Lots of things affect your energy bill, but obviously, weather is a major factors impacting how much you spend on maintaining a comfortable temperature in your home. In the summer and winter, when temperatures are colder or warmer, we use more power and our bills go up. But weather can affect our energy bills in other ways too. Here's how to understand some of them.
These days, it's more important than ever to lower your energy bills. Unfortunately, there are several energy myths in circulation that can make it difficult to do so. Let's take a look at a few of these myths so that you'll finally know the truth.
Your old (or new) faithful furnace can work tirelessly to keep you warm. If your home's envelope isn't sealed up nice and tight, it only makes your furnace work harder due to the increased heating load. So, why not make modest home efficiency upgrades to ease the strain on your furnace? It will last longer with fewer repairs, and ease the strain on your energy budget, too.

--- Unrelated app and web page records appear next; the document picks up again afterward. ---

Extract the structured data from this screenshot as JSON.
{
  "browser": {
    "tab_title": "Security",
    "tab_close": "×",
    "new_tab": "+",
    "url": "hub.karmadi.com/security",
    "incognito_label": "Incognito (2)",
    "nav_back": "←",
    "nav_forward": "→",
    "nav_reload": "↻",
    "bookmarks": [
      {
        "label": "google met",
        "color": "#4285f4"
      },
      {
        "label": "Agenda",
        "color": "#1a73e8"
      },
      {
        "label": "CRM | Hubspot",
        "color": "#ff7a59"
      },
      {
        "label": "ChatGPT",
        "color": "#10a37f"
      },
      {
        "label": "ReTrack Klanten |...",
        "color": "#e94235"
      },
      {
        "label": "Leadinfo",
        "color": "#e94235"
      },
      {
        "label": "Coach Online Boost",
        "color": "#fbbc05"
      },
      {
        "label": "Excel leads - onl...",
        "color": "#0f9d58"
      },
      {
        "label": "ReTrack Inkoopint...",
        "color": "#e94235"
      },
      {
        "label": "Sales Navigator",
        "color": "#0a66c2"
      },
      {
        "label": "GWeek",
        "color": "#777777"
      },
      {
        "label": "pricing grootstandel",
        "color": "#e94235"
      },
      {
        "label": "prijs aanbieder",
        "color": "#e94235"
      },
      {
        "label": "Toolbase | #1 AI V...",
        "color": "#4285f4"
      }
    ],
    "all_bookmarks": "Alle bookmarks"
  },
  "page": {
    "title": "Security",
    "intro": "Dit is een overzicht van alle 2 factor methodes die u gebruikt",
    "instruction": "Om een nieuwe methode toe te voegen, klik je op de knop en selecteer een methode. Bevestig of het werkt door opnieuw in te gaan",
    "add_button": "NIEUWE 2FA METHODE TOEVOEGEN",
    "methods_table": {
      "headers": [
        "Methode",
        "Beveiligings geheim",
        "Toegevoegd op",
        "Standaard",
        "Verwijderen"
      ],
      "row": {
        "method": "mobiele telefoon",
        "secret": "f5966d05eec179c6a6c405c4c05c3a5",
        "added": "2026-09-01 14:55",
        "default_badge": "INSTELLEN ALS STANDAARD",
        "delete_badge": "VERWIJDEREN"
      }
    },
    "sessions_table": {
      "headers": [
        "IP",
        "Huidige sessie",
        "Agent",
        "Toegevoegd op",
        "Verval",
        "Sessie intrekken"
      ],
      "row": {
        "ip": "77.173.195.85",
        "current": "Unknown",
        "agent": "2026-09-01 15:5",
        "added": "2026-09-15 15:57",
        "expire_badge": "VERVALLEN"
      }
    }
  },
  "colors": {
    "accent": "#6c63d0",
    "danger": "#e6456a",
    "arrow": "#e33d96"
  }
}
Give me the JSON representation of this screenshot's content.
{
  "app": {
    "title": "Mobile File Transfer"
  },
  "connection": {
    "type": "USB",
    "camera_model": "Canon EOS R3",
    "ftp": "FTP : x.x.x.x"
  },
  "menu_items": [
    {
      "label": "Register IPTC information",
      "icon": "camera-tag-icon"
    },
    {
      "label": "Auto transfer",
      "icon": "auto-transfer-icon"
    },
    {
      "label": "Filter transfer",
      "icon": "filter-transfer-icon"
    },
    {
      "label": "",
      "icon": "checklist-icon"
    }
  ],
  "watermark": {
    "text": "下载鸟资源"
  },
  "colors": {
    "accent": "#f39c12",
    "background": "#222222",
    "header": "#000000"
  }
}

A heating system is designed to provide many years of reliable heating for your home. Eventually, though, all heating systems will come to a point where they can no longer effectively heat the home. Whether your system is broken or just seems not to be as efficient as it should be, you need to know the sings that it's time for a new one, so you can make wise decisions.
Few would argue that nothing improves their day like a good night’s sleep, and being able to save energy at the same time makes it even better. People with forced-air combustion heating systems in their homes can reap the benefits of lower heating bills and a good night’s sleep.
Between lower temperatures, fewer daylight hours and more time spent inside, energy usage in your Fort Wayne home can rise significantly during the winter. There are, however, several simple things you can do to make your home more efficient, resulting in lower energy bills.
Your HVAC ducts may be working silently, but that doesn't mean they're working efficiently. Ductwork problems are so common that in the average Indiana home, between 20 to 40 percent of conditioned air never reaches the home's living spaces. If your ducts aren't working as they should be, you may notice:
Keeping your home comfortable in the heat of the summer can result in high energy bills. However, you can take steps to reduce your cooling costs by undertaking some simple projects that have a high rate of return. They include: